The Big East is the first of the major conferences to begin its league tournament, with two first-round games Thursday and four quarterfinals Sunday, all at the higher seeds (Rutgers hosts the semifinals and final). Marquette enters as the top seed after an unbeaten regular season (11-0-0) and will look to become only the fourth team to deny Notre Dame the tournament title. One of those teams was West Virginia in 2007, and the current Mountaineers enter as one of the hottest teams this side of Marquette, winning nine consecutive games to close the conference regular season.
Michigan: The Wolverines needed at least one result against a pair of ranked teams, and they got it with a 1-0 overtime win at Minnesota (they also lost 1-0 at Wisconsin). It was Michigan's first top-50 RPI win of the season
Oklahoma: The Sooners won at Texas for the first time ever and almost came away with a draw at Texas A&M. It doesn't get any easier with the regular-season finale against likely ornery Oklahoma State, which lost twice over the weekend, but beating the Longhorns keeps Oklahoma in the at-large mix.
Penn State: Just when we thought they were out. Penn State scored a much-needed 2-0 win at Illinois. Win three winnable games and the Nittany Lions finish 10-8-1 and at least have a pulse.
South Florida: Beat St. John's and Syracuse to close regular season with four consecutive wins. A Big East quarterfinal against Georgetown is still a very-much-recommend-win, but perhaps not unequivocally a must-win.
Baylor: The Bears had a strong case for being on the right side of the bubble entering the weekend. After losses at home against Missouri and Iowa State, that's no longer the case.
Houston: This is a bit harsh because a 1-1 draw was actually a good result. But a loss at UAB knocked them out of first place in Conference USA for a team that could use the top seed in the conference tournament.
Connecticut: The loss at West Virginia was to be expected (although perhaps not by a 3-0 score), but the 1-0 loss at Pitt makes Thursday's Big East first-rounder against Louisville a must-win game to have any reasonable chance of an at-large bid (also likely true for the Cardinals).
California: The RPI is still rock-solid and the Bears can't finish worse than .500, but in terms of momentum, one point out of a trip to Arizona and Arizona State means they've taken just nine of a possible 27 points in their past nine games heading into Saturday's home game with Stanford.

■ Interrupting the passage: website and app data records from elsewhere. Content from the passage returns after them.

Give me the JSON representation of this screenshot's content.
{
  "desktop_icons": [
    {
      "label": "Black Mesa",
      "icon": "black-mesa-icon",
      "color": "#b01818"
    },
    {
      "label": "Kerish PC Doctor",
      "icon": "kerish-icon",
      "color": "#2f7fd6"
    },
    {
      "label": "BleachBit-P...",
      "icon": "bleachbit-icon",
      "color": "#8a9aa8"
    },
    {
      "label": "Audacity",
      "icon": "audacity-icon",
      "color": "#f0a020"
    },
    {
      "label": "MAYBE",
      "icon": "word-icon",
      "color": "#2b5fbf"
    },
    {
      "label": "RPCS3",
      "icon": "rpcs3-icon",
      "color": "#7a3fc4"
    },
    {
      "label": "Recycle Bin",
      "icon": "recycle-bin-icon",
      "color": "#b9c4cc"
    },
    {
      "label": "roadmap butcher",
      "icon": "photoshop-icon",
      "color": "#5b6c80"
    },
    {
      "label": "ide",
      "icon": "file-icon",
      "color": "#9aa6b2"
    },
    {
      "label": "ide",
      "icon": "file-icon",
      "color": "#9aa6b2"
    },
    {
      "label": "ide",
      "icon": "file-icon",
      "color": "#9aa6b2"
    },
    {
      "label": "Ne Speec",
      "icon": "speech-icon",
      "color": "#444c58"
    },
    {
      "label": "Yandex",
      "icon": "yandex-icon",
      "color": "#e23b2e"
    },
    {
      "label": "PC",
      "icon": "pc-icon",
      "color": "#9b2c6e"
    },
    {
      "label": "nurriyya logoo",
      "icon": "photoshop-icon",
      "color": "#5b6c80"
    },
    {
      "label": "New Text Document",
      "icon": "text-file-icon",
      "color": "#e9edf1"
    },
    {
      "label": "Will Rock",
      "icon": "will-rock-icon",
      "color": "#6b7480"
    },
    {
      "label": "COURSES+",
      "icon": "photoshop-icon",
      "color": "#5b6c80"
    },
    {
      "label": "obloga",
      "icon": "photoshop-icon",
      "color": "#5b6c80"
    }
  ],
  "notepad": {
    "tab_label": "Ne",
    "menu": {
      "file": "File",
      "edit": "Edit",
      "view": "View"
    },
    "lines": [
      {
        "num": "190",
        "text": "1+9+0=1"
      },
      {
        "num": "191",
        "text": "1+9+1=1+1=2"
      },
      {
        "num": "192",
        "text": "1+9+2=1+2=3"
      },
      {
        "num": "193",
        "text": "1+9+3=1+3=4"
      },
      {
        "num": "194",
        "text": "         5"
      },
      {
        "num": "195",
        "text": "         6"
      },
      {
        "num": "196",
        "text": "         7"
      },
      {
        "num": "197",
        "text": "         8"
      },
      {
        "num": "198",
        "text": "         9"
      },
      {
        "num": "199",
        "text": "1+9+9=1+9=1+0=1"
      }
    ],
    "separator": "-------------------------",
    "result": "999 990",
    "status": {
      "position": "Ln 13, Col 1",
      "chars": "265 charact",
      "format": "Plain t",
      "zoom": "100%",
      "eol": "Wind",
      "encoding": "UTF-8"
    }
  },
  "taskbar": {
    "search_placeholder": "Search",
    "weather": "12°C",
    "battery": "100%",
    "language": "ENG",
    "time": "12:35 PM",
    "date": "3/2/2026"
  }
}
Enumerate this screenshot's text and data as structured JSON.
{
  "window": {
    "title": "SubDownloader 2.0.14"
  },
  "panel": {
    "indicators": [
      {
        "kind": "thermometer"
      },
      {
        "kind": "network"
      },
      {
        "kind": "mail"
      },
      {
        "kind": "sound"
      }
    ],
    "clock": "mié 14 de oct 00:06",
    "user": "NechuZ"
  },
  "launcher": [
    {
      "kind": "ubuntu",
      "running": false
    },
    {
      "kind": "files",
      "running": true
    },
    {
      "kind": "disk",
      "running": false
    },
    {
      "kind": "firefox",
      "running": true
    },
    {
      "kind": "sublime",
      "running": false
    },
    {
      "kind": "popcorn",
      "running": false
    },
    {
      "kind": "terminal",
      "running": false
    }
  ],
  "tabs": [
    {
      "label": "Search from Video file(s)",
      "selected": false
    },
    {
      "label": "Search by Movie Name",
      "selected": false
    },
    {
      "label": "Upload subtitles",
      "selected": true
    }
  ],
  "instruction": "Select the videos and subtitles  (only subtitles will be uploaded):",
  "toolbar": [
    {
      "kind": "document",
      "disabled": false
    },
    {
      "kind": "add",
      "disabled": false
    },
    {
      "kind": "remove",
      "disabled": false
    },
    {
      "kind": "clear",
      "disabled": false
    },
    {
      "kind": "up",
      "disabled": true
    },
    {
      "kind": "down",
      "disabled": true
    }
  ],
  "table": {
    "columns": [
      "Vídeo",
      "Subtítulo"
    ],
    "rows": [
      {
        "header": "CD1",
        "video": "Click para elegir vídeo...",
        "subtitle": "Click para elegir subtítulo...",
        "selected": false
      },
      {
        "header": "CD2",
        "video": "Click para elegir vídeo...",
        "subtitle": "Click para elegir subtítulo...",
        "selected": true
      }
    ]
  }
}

Graham Hays covers women's college soccer for ESPN.com. E-mail him at Graham.Hays@espn.com. Follow him on Twitter: @grahamhays.